(Source information Opens)
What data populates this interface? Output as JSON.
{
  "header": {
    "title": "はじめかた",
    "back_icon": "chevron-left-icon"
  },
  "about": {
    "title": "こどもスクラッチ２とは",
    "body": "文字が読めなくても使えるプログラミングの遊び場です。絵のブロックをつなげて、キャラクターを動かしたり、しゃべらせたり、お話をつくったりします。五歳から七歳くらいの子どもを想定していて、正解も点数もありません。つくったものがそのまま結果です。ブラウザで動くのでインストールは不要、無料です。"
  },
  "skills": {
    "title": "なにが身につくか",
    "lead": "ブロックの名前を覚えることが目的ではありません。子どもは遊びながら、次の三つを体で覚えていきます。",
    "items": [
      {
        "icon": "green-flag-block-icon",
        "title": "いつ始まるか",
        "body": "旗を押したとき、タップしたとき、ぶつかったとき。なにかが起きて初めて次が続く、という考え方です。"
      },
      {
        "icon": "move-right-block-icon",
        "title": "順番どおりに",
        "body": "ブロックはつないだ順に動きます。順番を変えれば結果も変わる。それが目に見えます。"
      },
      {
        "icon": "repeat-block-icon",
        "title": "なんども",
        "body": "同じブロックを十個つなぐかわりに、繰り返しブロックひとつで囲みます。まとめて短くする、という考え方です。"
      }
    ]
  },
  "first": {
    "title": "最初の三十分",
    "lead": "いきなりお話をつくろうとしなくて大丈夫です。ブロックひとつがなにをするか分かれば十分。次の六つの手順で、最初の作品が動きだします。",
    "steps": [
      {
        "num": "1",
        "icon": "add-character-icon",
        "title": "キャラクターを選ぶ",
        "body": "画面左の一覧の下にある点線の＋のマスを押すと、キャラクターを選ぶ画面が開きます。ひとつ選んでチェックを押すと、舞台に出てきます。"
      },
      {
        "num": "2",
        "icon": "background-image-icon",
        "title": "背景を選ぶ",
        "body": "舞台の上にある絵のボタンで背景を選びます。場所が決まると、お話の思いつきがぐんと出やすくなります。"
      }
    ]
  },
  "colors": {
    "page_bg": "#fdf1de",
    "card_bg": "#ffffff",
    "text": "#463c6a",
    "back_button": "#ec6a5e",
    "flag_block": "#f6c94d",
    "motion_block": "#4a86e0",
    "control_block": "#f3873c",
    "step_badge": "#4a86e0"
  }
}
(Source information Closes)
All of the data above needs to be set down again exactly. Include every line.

What data populates this interface? Output as JSON.
{
  "header": {
    "title": "はじめかた",
    "back_icon": "chevron-left-icon"
  },
  "about": {
    "title": "こどもスクラッチ２とは",
    "body": "文字が読めなくても使えるプログラミングの遊び場です。絵のブロックをつなげて、キャラクターを動かしたり、しゃべらせたり、お話をつくったりします。五歳から七歳くらいの子どもを想定していて、正解も点数もありません。つくったものがそのまま結果です。ブラウザで動くのでインストールは不要、無料です。"
  },
  "skills": {
    "title": "なにが身につくか",
    "lead": "ブロックの名前を覚えることが目的ではありません。子どもは遊びながら、次の三つを体で覚えていきます。",
    "items": [
      {
        "icon": "green-flag-block-icon",
        "title": "いつ始まるか",
        "body": "旗を押したとき、タップしたとき、ぶつかったとき。なにかが起きて初めて次が続く、という考え方です。"
      },
      {
        "icon": "move-right-block-icon",
        "title": "順番どおりに",
        "body": "ブロックはつないだ順に動きます。順番を変えれば結果も変わる。それが目に見えます。"
      },
      {
        "icon": "repeat-block-icon",
        "title": "なんども",
        "body": "同じブロックを十個つなぐかわりに、繰り返しブロックひとつで囲みます。まとめて短くする、という考え方です。"
      }
    ]
  },
  "first": {
    "title": "最初の三十分",
    "lead": "いきなりお話をつくろうとしなくて大丈夫です。ブロックひとつがなにをするか分かれば十分。次の六つの手順で、最初の作品が動きだします。",
    "steps": [
      {
        "num": "1",
        "icon": "add-character-icon",
        "title": "キャラクターを選ぶ",
        "body": "画面左の一覧の下にある点線の＋のマスを押すと、キャラクターを選ぶ画面が開きます。ひとつ選んでチェックを押すと、舞台に出てきます。"
      },
      {
        "num": "2",
        "icon": "background-image-icon",
        "title": "背景を選ぶ",
        "body": "舞台の上にある絵のボタンで背景を選びます。場所が決まると、お話の思いつきがぐんと出やすくなります。"
      }
    ]
  },
  "colors": {
    "page_bg": "#fdf1de",
    "card_bg": "#ffffff",
    "text": "#463c6a",
    "back_button": "#ec6a5e",
    "flag_block": "#f6c94d",
    "motion_block": "#4a86e0",
    "control_block": "#f3873c",
    "step_badge": "#4a86e0"
  }
}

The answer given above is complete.